Swashbuckler Triathlon 22nd May 2011

Swashbuckler Triathlon 22nd May 2011

May 22nd was the New Forrest Swashbuckler 1.9k / 80k / 22k (half-ish Ironman). It was my first tri at this distance, and good training for the full IM in Bolton in July. It did however raise more questions than I had the answers to, and lessons were learnt.

Lesson / Question No.1

We had to be ready to enter the water by 05.00. That meant going to bed at 7.30 Saturday evening in an attempt to get up at 02.00. I didn’t know that 02.00 even existed! I arrived at the windy and rainy venue at 3.30 a.m. It’s the middle of the night, so unless you have a torch strapped to your head its hopeless trying to sort out your bike and kit at T1. As I used the light from my mobile phone I imagine that the ‘proper’ athletes (who all had torches) were quietly laughing. Still, I was warm and dry being the only one with an umbrella and woolly Deer-Stalker hat! So come to think of it, I looked doubly stupid.

Lesson learnt – stick a torch in my tri box.

Lesson / Question No.2

Right then, Bike ready, kit ready (both cycling and running shoes kept nice ‘n’ dry in tesco bags), Wet-suit on and we’re are away. Because I forgot to buy Bodyglide, how do I explain to my wife where all the K-Y Jelly went, especially after a weekend away on my own?

Lesson learnt – remember to purchase you own personal lubricant.

Lesson / Question No.3

The swim start was in two waves, males first, females starting 5 minutes later. We spent 5-10 minutes in the water waiting for the horn (there’s a gag there somewhere) which was great to get acclimatised to the cold. I was splashing water on my face, and hyperventilating uncontrollably during this time, but had settled down ready for the start. Question – at the start of the swim, do I get in a few early punches, or wait till I’ve warmed up?  I think I hit one of the guys who earlier that morning had torches’ on their heads. I’m wasn’t too sure as we all looked the same in orange swim caps, so hit a few other swimmers relying on the Law of Averages that I’d get one of them. I had also wondered if swallowing sea water better for me than swallowing Huntspill water?

Lesson learnt – spit, not swallow.

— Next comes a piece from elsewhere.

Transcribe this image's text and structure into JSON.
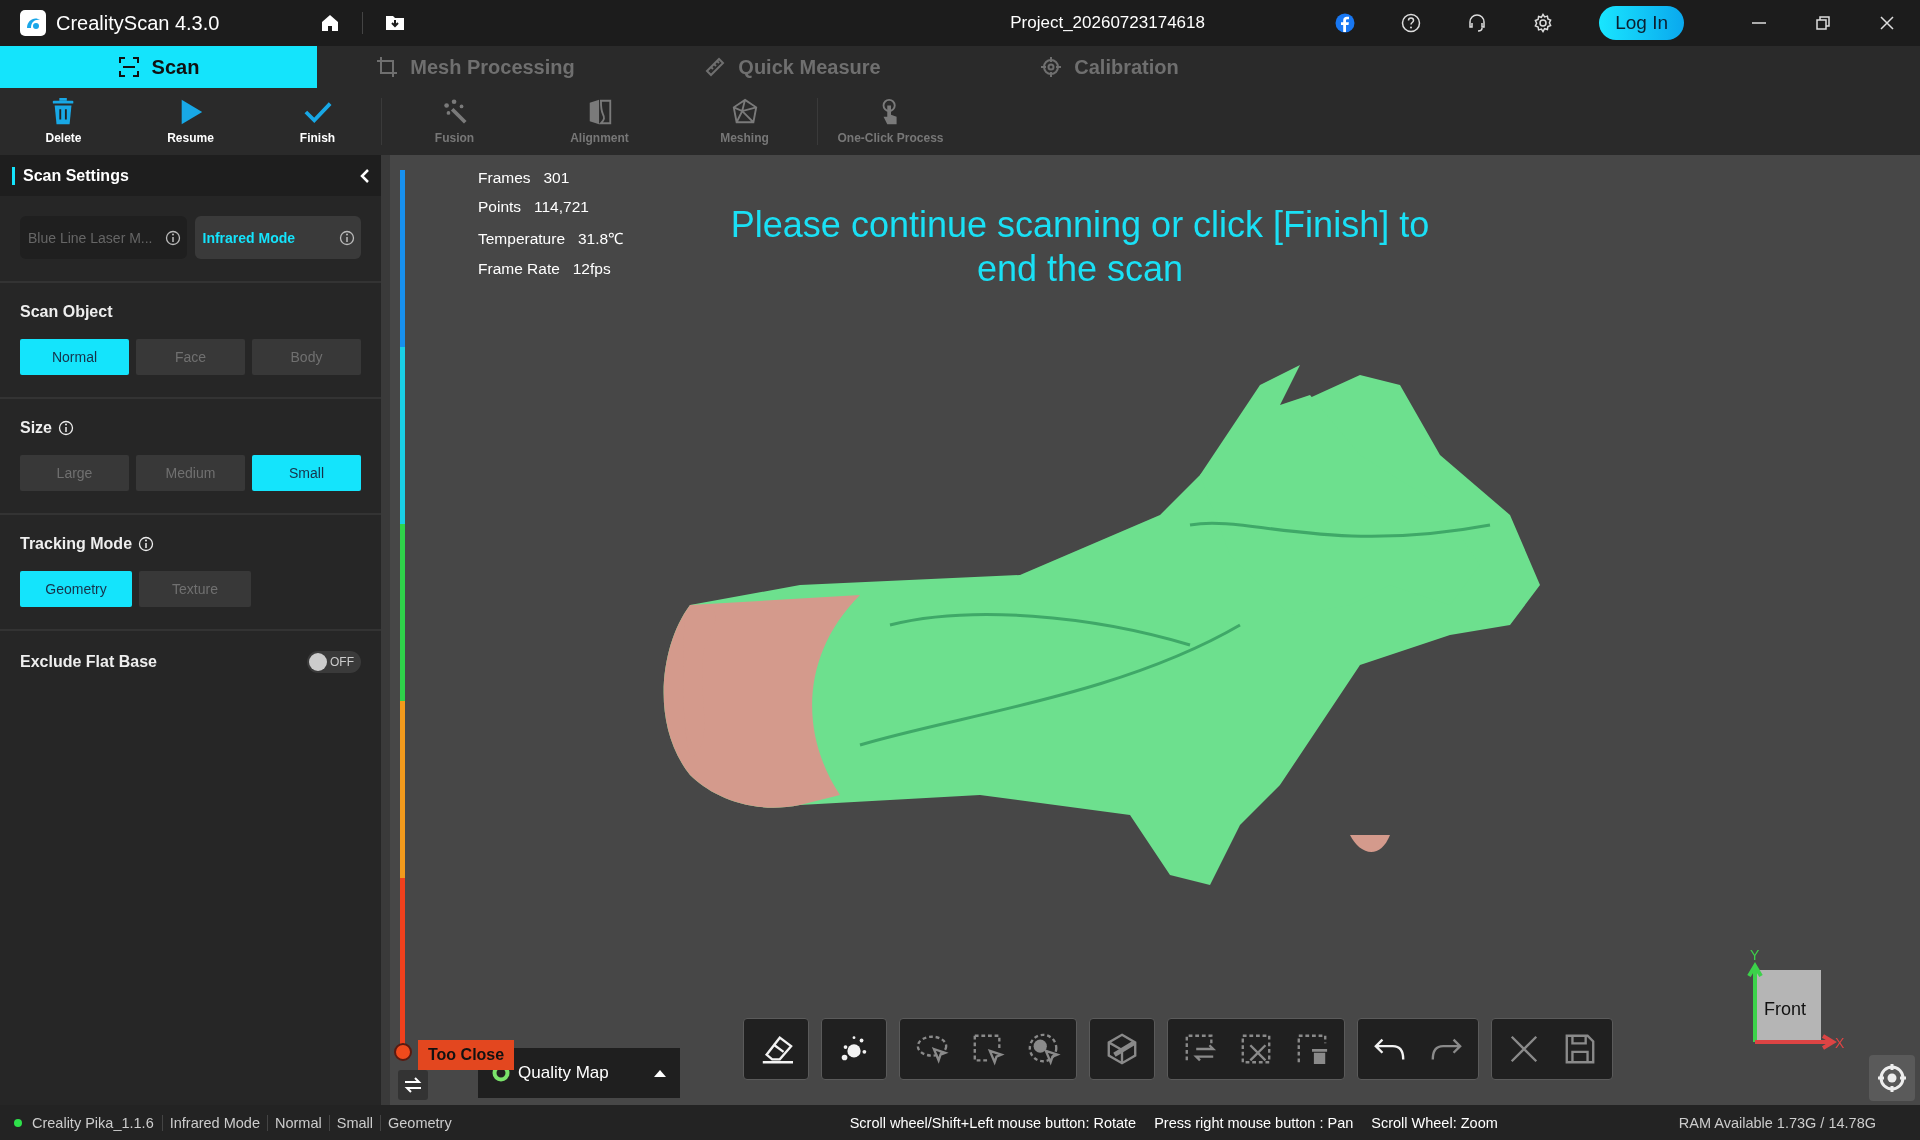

Lesson / Question No.4

At the end of the swim there was a 400m up hill run to T1, and then another 100m run to my bike. I had put a yellow fluorescent bag over my saddle, so could easily spot my bike. My dry cycle shoes and (talc’d) socks slid on nicely. Out of T1, mount bike and off. 100 yards up the road the guy in front had forgot to zip up his saddle bag, and his spare inner tube fell out, wrapping around his back wheel. There were lots of Cattle Grids, and at every one there was a collection of lost water bottles, having been shaken out of their holders.

Perhaps it’s just the cycle group that I usually train with, but I though it was common-place to call every guy that passes you a ‘tosser’? Apparently not.

Lesson learnt – make sure everything on the bike is secure.

Back into T2, I had my gels, computer (for pacing), shades all wrapped up in a cap, so trainers on, cap in hand and away – no messing. My quads started to cramp within a couple of minutes of running. I had held back on the bike, so knew it wouldn’t last long. 14 miles later I still had the cramp I started with, it never went. I had a painful run, which really impacted on my time. During the bike and run I had plenty of gels, electrolyte drinks so should had been ok (training that distance is no problem).

I finished with a time of 5 hours and 41 seconds. Disappointed with my run, annoyed to so close to sub 5 hrs, but I guess it doesn’t matter how hard you try, or how well you do, as you will always want more from yourself. And it is this that drives you on the becoming better I guess.

Overall, the day was really good, even at silly o’clock in the morning. The organisation was good, the marshals were good – lots of encouragement from them to all the competitors. The bike and run course were undulating, but fine, so if you are thinking of doing a Half IM distance race this is well worth considering..

Garrad Bailey